Kinsler is savvy enough to understand that their two names are linked, in a way, at least as far as fans and media members like to pontificate on the matter. A plate appearance or a noteworthy play for one usually brings mention of the other.

But as far as Kinsler is concerned, he doesn’t think much anymore about Fielder or the trade that brought him to Detroit.

“People will, but I don’t,” Kinsler told ESPN.com before Friday’s game against his former club. “And I’m pretty sure he doesn’t.”

The emotional charge that comes from facing his old organization, with which Kinsler spent eight years, has abated. Last season, he said, still felt a bit different when he played the Rangers, but this year those residual feelings have lessened considerably.

Kinsler, who some felt was being pushed aside in Texas to give young prospects greater opportunities, insists he have no regrets with what happened, or his feelings after the trade. “That’s only human, to have emotions,” he said. But he has effectively cut the cord -- keeping in touch with only a few of his old teammates -- and he’s happy in Detroit.

Certainly, that much has been reflected in the way he’s performing at the plate recently.

The 33-year-old second baseman has gone on an offensive tear recently, with 11 hits and six RBIs in the past five games. In Saturday’s game, he went 2-for-5, hitting a three-run shot with two outs in the ninth inning to record his 48th multi-hit game of the season, which currently leads the American League. In the past 21 games, Kinsler has had two or more hits in 12 games, and he is batting .416 (33-for-76) with 21 runs, eight doubles, two triples, three home runs and 15 RBIs during that span.

Conversely, Fielder is 2-for-11 in the first three games of the series. But Kinsler doesn’t feel the need for comparisons. That's for other people to worry about.

Armed with more distance and perspective from the trade, Kinsler views it now as nothing but a welcome change in scenery.

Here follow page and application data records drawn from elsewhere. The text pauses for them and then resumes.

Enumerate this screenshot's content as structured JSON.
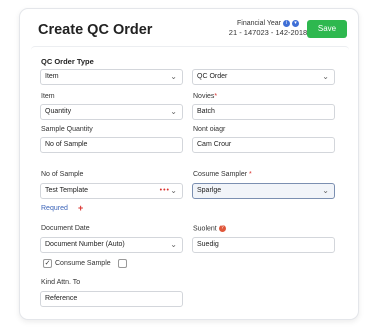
{
  "header": {
    "title": "Create QC Order",
    "financial_year_label": "Financial Year",
    "financial_year_value": "21 - 147023 - 142-2018",
    "save_label": "Save"
  },
  "form": {
    "section_label": "QC Order Type",
    "order_type_left": {
      "value": "Item"
    },
    "order_type_right": {
      "value": "QC Order"
    },
    "item_label": "Item",
    "item_value": "Quantity",
    "novies_label": "Novies",
    "novies_value": "Batch",
    "sample_quantity_label": "Sample Quantity",
    "sample_quantity_value": "No of Sample",
    "nont_label": "Nont oiagr",
    "nont_value": "Cam Crour",
    "no_of_sample_label": "No of Sample",
    "no_of_sample_value": "Test Template",
    "no_of_sample_dots": "•••",
    "consume_sampler_label": "Cosume Sampler",
    "consume_sampler_value": "Sparlge",
    "required_link": "Requred",
    "required_plus": "+",
    "document_date_label": "Document Date",
    "document_date_value": "Document Number (Auto)",
    "suolent_label": "Suolent",
    "suolent_value": "Suedig",
    "consume_sample_label": "Consume Sample",
    "kind_label": "Kind Attn. To",
    "kind_value": "Reference"
  },
  "colors": {
    "accent": "#2eb84f",
    "link": "#3b63b8",
    "required": "#d9302c"
  }
}
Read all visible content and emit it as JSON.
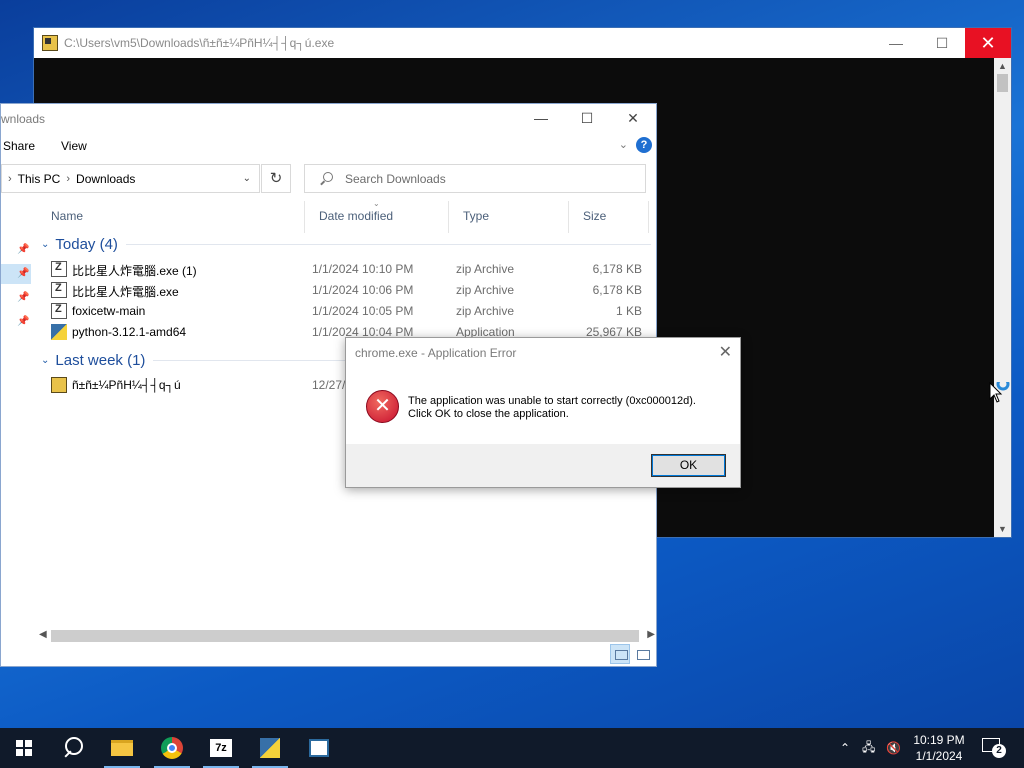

“It turned out to be, yeah,” he said. “It’s a good place to be. There’s no hidden agenda. The owner is all in, the [former] general manager, Dave Dombrowski, was all in. [Current] general manager Al [Avila] is the same way. There’s no difference between behind the scenes and in your face.”